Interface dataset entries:
◆ ◆ ◆
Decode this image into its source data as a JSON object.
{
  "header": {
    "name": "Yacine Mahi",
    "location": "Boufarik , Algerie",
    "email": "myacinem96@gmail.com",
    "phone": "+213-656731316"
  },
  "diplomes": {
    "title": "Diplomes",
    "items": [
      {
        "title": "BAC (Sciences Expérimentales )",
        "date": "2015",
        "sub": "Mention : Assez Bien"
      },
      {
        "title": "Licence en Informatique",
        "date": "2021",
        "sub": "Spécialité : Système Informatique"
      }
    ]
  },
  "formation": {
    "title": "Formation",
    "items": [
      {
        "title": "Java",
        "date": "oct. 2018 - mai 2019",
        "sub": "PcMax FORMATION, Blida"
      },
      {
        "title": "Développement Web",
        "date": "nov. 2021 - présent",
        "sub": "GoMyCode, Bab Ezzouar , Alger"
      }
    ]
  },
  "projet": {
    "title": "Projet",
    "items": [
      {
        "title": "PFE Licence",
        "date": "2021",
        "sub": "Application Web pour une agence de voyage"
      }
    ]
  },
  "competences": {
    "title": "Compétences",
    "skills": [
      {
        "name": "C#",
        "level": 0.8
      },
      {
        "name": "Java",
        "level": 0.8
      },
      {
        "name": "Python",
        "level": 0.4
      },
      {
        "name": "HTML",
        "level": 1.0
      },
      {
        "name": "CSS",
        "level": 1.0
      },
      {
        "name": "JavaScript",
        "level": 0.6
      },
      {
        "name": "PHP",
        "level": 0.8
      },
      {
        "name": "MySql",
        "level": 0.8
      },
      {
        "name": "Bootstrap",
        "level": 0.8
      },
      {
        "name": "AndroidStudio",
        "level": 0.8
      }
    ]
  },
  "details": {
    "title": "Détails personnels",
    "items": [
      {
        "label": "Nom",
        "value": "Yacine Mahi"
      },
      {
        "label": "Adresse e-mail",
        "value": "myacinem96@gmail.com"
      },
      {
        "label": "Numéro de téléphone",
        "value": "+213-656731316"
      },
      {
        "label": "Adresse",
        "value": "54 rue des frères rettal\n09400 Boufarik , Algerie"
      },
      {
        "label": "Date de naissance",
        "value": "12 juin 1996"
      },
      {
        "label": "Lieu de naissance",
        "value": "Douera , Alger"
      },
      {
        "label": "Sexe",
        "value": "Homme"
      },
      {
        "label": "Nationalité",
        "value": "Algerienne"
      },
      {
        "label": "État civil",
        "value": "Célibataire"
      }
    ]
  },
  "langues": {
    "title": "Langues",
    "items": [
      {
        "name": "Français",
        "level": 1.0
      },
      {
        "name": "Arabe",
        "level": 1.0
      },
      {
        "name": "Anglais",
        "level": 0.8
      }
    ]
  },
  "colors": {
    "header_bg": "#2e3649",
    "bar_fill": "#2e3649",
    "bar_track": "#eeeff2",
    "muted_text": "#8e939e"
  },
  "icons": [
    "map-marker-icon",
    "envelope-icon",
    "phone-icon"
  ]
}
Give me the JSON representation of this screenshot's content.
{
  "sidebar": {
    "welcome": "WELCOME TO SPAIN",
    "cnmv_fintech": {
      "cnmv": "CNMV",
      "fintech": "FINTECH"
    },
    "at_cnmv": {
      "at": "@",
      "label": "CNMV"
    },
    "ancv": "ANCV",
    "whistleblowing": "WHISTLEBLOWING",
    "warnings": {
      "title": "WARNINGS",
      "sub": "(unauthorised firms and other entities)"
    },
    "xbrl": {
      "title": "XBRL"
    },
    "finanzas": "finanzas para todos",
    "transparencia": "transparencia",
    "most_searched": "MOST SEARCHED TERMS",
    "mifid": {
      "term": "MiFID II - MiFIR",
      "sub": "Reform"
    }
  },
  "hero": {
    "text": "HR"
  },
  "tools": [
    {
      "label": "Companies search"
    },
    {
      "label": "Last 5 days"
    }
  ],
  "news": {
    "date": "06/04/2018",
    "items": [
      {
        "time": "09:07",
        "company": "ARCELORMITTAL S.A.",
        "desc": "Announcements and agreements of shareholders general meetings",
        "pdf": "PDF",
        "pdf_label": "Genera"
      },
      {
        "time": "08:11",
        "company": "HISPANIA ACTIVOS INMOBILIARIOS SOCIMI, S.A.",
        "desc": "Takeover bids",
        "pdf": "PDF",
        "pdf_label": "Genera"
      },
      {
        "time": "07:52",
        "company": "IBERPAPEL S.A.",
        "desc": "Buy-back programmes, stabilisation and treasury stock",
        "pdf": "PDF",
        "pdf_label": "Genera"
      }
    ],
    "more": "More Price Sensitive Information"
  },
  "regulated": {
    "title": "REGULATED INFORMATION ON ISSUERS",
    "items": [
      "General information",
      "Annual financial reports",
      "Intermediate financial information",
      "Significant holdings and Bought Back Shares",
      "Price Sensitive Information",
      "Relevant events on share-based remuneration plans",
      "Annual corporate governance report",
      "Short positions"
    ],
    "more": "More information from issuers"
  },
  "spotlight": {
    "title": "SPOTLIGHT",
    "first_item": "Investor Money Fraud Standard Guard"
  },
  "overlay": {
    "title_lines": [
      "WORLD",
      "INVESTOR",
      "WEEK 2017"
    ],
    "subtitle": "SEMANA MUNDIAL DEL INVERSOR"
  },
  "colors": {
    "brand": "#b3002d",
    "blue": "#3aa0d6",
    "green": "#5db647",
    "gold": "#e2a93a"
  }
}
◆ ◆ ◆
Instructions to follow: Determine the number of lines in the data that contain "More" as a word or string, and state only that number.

Response area: 2